The OECD has called for achieving zero net emissions during the second half of the century to help countries limit global temperature rises from human activity to 2° Celsius. Tackling climate change is no easy task, but as the UN Intergovernmental Panel on Climate Change reported this April, it can be done without sacrificing living standards. Governments know what they must do to avoid a collision course with nature: remove subsidies that encourage fossil fuels, and make sure price signals encourage businesses to “invest green” wherever they operate.
The crisis has been a wake-up call for us all, reminding us that today’s development challenges are global challenges. The OECD has not shirked from reassessing its analytical frameworks and policy assumptions. Its ongoing reflection is embodied in the New Approaches to Economic Challenges (NAEC) initiative, which will help light a path to a more resilient future. With the OECD Better Life Index, the organisation is developing indicators that go beyond growth to help policymakers and the public better understand well-being.
This year we celebrate the 50th anniversary of Japan’s accession to the OECD. Japan’s journey to becoming one of the largest economies in the world holds lessons that will no doubt nourish debate at OECD Week on 5-7 May, starting at the OECD Forum and feeding into the annual OECD Ministerial Council Meeting. I am delighted that Japan is chairing the 2014 ministerial meeting, thereby adding another chapter to our long history of co-operation.

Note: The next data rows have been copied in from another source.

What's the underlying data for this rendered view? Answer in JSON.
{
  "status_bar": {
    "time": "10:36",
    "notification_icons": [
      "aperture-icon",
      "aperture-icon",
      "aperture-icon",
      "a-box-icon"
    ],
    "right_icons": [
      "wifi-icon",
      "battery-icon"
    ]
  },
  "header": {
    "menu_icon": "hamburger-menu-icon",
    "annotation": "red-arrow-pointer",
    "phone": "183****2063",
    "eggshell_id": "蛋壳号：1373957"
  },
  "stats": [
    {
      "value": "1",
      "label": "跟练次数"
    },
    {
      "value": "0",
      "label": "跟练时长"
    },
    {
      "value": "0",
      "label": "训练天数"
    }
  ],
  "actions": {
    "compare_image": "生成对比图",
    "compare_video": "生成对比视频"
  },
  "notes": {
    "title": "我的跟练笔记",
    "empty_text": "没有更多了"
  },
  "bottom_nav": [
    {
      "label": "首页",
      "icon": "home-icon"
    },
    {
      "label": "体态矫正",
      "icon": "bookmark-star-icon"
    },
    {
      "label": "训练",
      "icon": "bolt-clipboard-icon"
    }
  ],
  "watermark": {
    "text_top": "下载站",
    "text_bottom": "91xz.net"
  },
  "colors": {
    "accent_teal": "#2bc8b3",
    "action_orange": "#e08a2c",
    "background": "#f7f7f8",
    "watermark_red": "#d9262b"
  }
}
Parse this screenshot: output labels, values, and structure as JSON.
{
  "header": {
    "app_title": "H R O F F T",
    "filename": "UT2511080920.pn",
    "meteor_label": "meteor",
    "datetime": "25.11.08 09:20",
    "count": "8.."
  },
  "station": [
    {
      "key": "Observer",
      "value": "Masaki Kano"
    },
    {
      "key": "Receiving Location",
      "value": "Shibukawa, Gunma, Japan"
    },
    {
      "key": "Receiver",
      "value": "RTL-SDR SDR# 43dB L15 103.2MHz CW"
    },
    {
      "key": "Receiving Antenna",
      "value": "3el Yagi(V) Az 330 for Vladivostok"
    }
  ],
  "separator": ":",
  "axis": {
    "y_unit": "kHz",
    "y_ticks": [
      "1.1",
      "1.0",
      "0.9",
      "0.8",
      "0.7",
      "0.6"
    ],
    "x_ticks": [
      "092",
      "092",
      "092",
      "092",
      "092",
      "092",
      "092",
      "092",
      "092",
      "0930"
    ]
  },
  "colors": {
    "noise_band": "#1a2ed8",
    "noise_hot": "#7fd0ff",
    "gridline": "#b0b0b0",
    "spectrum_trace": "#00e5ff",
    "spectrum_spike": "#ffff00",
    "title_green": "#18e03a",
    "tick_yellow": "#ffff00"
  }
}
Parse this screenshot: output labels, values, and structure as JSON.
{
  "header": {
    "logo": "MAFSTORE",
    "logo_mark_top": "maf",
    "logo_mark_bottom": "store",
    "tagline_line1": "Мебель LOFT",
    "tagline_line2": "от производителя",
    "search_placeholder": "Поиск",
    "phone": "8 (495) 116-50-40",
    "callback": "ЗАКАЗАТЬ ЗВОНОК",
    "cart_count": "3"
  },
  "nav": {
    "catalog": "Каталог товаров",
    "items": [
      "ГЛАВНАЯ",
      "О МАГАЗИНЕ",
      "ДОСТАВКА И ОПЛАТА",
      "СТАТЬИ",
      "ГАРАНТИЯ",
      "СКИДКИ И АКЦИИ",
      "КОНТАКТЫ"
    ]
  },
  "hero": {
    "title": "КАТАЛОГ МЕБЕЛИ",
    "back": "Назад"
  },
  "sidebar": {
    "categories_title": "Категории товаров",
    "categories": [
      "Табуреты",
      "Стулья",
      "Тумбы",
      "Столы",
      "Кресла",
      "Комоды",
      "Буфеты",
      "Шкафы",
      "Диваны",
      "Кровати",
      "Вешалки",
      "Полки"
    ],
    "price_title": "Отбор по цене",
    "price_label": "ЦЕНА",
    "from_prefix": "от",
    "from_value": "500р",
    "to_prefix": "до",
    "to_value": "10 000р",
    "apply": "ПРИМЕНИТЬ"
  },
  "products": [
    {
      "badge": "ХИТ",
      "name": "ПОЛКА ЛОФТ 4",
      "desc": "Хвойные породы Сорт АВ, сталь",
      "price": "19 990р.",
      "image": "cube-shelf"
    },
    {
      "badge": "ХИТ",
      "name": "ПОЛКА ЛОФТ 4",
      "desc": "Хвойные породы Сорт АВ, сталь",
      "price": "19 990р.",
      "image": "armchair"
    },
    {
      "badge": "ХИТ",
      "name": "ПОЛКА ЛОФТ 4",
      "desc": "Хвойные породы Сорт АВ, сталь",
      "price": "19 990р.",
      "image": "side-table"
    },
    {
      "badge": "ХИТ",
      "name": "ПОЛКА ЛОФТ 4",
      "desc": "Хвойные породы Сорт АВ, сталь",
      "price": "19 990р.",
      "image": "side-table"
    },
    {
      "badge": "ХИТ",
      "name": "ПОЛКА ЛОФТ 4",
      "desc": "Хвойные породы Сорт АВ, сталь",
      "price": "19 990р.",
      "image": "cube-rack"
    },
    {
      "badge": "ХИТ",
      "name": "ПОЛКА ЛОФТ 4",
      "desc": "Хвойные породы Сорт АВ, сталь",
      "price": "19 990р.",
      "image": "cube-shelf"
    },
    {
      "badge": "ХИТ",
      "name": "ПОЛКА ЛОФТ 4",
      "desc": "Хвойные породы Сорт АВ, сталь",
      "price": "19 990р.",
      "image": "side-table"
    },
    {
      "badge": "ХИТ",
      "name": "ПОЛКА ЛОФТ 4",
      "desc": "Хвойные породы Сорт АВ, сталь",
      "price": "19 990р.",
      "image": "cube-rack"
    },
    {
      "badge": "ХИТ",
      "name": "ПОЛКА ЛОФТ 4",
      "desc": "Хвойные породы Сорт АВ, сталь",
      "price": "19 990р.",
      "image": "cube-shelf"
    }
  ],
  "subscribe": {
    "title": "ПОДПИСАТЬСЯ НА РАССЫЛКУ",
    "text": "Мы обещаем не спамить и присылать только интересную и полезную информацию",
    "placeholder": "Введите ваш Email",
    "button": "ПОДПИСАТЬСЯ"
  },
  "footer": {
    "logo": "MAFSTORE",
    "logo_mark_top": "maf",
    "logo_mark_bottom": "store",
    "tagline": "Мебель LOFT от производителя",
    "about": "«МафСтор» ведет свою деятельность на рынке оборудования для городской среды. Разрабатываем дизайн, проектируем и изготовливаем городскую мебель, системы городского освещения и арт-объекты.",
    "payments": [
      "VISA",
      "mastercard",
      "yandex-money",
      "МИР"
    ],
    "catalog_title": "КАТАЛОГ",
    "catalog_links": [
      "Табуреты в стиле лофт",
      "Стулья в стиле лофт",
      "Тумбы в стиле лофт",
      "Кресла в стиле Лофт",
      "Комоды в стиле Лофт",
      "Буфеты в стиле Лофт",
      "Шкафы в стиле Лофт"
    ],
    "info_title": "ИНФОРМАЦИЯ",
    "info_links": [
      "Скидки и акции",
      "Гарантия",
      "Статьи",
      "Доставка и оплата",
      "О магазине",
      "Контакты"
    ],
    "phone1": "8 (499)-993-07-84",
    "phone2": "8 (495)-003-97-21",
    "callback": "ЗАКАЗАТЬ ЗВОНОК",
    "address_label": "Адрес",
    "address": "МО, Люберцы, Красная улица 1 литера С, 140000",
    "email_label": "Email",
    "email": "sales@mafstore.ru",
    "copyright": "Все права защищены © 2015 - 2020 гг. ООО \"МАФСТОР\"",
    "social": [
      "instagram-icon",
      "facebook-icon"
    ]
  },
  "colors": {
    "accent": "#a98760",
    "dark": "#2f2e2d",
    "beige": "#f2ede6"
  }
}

We are at a critical juncture on the road to recovery. The lessons and challenges before us are all too clear, but so are many of the solutions. Co-operation will be needed, and not just among policymakers. Building an inclusive, resilient world relies mostly on the input of all citizens.
Celebrating Japan’s 50th Anniversary
The climate challenge: Achieving zero emissions
Base Erosion and Profit Shifting (BEPS)
OECD Anti-Bribery Convention
OECD Principles for Enhancing Integrity in Public Procurement
New Approaches to Economic Challenges (NAEC)
OECD Better Life Index
Better Life Initiative: Measuring Well-Being and Progress
OECD Forum 2014 Issues
Ministerial Council Meeting